Web page and app entries:
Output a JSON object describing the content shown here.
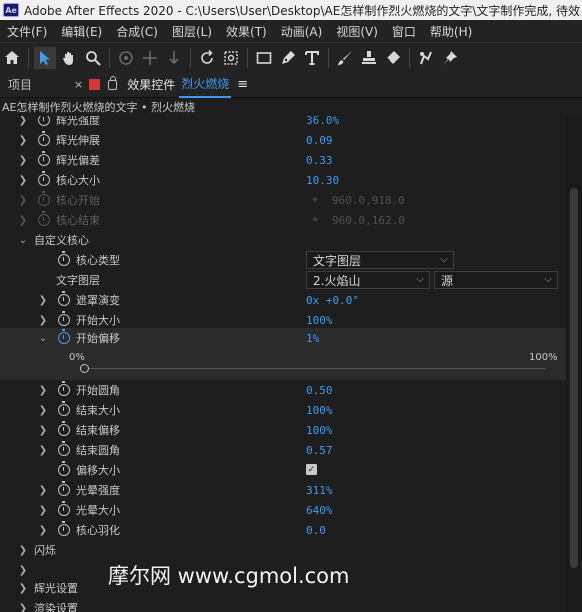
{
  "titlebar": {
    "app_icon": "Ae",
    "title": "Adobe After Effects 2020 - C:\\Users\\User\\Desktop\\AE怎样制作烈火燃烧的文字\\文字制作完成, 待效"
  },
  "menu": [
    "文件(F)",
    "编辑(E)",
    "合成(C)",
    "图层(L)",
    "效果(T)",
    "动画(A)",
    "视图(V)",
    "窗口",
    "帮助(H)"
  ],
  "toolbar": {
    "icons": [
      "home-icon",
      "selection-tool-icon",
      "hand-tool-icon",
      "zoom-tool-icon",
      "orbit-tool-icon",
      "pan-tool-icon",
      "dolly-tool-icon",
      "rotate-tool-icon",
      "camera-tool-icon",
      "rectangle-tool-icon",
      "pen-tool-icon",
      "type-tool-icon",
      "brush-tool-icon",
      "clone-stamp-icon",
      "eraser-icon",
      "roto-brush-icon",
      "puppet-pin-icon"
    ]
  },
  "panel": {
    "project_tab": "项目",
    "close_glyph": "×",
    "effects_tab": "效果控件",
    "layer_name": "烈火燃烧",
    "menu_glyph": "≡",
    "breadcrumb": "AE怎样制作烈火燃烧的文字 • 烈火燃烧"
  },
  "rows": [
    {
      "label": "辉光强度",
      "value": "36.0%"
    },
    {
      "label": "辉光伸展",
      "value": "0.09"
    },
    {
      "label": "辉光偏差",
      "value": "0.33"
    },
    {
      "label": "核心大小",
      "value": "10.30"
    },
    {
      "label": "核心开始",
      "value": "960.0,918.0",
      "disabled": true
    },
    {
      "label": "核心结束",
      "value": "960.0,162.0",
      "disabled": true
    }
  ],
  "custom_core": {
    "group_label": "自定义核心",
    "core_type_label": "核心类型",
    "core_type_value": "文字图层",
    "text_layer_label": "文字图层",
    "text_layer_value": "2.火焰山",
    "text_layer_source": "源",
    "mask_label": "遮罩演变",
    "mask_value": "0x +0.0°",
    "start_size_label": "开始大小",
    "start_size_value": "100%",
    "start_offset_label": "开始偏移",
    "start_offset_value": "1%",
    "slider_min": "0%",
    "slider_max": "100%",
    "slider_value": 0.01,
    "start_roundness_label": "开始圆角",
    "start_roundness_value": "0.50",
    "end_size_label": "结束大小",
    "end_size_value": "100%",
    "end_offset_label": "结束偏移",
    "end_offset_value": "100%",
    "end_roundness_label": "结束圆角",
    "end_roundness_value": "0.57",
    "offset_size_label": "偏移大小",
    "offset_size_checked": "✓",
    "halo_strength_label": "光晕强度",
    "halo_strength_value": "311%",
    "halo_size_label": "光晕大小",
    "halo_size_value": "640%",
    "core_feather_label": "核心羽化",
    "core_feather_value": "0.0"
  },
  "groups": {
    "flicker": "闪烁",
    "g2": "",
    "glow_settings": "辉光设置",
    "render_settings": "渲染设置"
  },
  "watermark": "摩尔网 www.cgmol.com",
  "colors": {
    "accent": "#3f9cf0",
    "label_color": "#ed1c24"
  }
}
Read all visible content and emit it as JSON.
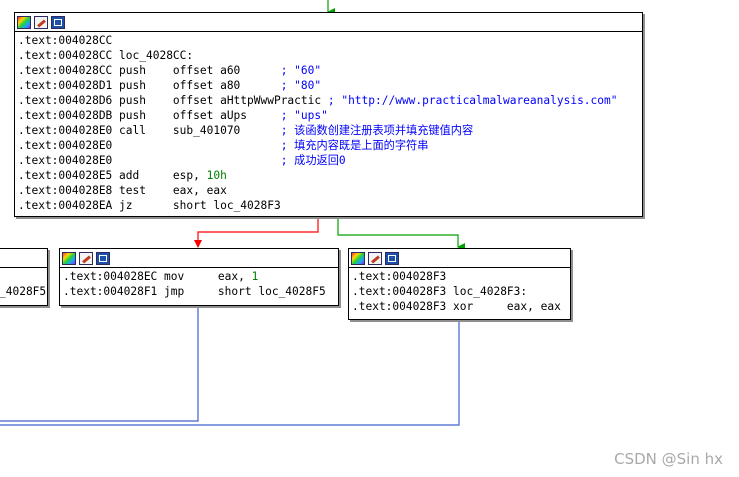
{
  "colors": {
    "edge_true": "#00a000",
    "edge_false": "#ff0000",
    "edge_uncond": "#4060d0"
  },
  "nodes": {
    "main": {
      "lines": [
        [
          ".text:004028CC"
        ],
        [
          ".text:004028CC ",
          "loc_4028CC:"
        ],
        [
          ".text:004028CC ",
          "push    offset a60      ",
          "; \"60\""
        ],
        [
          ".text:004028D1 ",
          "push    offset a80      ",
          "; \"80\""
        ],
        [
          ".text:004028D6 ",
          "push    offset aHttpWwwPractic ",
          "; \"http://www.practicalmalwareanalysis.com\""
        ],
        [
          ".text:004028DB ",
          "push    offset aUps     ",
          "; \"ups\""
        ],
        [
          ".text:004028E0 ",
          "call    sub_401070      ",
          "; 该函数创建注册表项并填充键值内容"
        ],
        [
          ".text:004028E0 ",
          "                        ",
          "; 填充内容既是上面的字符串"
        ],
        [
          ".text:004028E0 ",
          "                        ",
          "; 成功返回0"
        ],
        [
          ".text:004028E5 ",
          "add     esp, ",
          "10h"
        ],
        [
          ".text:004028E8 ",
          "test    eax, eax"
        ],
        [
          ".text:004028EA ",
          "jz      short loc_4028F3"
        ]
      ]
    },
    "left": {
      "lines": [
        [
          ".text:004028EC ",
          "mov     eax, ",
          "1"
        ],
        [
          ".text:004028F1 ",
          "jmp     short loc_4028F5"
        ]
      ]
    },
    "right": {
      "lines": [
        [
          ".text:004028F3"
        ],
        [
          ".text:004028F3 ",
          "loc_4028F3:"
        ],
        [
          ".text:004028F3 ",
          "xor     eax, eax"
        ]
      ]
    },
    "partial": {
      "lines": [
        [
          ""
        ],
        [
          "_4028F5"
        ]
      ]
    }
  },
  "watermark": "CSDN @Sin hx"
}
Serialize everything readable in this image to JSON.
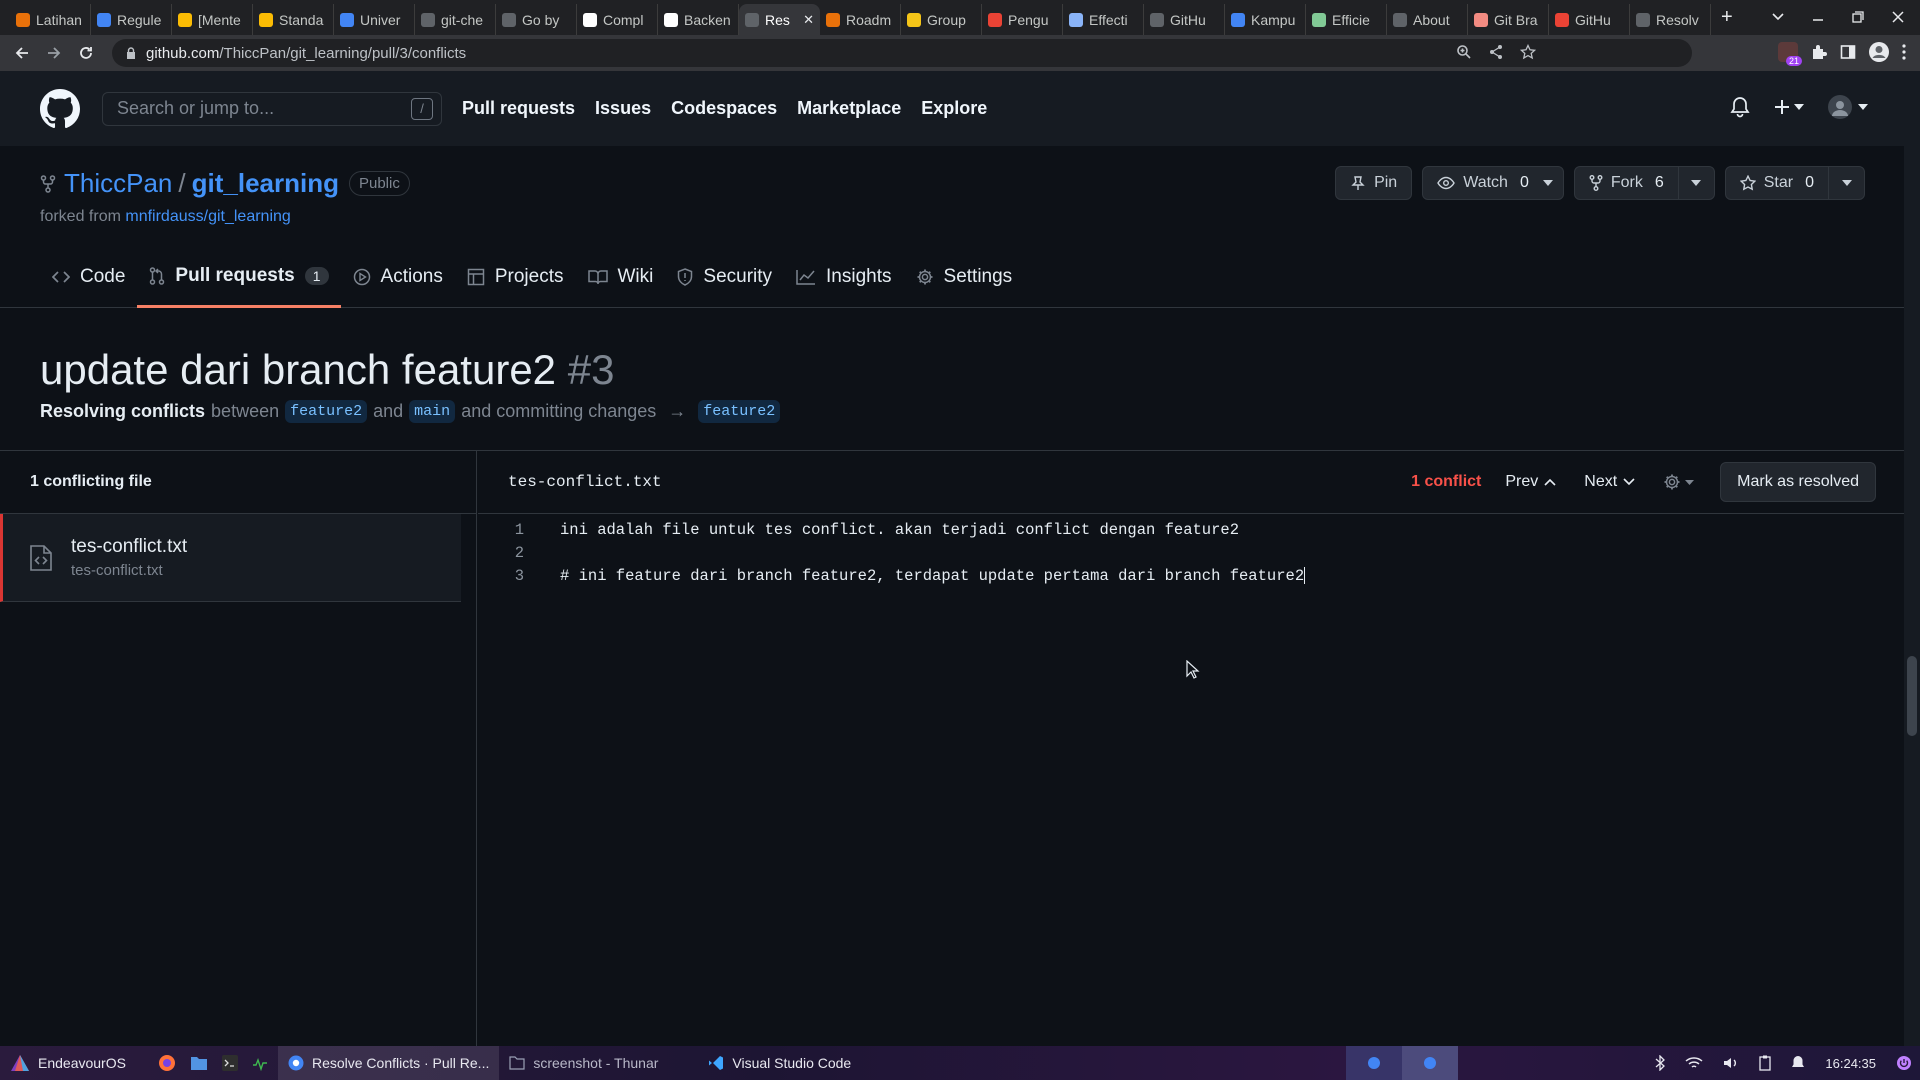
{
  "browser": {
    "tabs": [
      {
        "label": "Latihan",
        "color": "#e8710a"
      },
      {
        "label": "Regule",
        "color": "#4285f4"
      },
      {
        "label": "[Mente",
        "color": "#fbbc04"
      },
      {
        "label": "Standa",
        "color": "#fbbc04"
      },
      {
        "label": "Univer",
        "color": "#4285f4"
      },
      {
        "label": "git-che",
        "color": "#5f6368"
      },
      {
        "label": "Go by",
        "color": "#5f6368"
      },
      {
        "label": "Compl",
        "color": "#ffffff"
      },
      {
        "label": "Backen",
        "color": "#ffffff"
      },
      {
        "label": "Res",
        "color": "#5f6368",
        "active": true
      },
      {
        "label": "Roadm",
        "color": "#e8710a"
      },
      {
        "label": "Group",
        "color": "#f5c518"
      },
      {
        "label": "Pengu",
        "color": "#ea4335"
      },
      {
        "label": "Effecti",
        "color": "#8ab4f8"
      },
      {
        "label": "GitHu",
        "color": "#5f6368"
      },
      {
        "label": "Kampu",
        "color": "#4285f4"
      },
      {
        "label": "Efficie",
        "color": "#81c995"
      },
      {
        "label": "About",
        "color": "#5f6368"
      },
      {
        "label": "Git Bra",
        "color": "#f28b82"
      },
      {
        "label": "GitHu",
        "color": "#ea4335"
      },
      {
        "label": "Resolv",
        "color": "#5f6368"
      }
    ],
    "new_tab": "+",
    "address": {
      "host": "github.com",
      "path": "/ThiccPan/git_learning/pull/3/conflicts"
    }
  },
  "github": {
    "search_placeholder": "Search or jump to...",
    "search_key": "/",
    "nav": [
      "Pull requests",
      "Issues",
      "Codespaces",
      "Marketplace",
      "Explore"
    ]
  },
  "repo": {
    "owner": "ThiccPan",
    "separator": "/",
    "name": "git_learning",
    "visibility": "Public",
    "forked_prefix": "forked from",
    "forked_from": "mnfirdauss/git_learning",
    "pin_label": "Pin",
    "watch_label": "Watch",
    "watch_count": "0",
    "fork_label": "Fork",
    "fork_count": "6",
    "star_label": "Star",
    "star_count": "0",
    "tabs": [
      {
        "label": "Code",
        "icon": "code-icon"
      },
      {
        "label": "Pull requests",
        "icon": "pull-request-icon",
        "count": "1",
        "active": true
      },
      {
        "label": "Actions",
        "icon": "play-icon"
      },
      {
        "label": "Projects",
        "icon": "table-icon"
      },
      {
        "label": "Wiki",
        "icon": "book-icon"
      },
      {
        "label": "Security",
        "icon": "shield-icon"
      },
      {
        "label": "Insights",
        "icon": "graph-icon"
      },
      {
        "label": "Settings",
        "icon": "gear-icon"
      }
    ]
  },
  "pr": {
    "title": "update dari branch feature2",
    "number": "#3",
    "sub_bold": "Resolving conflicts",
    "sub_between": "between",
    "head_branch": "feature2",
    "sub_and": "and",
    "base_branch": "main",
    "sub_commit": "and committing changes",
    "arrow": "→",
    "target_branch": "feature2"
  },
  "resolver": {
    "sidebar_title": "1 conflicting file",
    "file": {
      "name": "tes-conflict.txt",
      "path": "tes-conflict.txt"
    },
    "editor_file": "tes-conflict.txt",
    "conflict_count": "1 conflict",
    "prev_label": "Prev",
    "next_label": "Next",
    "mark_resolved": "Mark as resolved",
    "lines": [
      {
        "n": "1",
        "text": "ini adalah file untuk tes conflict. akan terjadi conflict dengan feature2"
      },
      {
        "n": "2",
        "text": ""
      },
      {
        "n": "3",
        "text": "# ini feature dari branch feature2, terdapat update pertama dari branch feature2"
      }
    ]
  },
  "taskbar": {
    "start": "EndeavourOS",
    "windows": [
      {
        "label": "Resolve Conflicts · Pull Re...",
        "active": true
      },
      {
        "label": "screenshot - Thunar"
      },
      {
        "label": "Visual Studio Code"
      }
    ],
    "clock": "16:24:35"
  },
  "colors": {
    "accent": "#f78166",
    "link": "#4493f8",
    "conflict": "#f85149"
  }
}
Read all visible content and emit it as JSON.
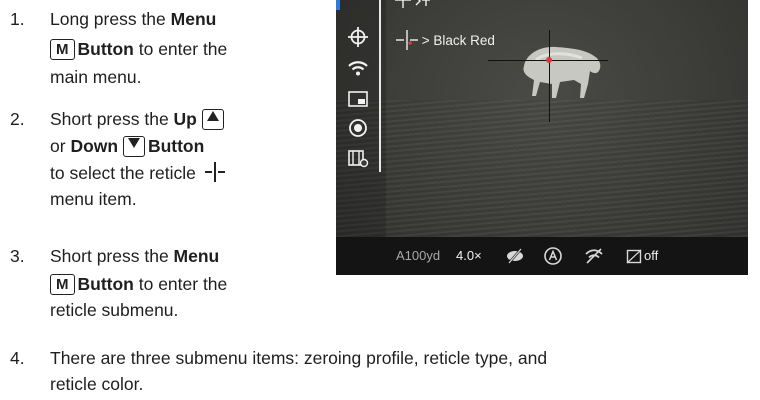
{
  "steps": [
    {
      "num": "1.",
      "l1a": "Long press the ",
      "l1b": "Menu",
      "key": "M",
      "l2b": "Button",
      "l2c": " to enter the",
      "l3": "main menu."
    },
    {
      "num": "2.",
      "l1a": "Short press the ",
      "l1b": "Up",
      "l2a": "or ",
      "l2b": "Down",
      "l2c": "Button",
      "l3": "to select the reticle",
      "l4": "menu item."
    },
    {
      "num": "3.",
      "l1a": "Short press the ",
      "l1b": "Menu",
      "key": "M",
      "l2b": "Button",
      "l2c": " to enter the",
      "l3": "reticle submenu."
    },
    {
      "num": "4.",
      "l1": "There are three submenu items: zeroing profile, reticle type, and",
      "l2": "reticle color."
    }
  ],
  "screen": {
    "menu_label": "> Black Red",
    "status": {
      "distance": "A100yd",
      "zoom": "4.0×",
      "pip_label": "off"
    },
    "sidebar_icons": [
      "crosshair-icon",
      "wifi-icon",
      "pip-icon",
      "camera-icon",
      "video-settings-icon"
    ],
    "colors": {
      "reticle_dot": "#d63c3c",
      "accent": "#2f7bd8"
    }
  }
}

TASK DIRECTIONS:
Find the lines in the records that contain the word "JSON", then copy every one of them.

RESPONSE AREA:
Output a JSON object describing the content shown here.
Read all visible content and emit it as JSON.
Serialize everything readable in this image to JSON.
Read all visible content and emit it as JSON.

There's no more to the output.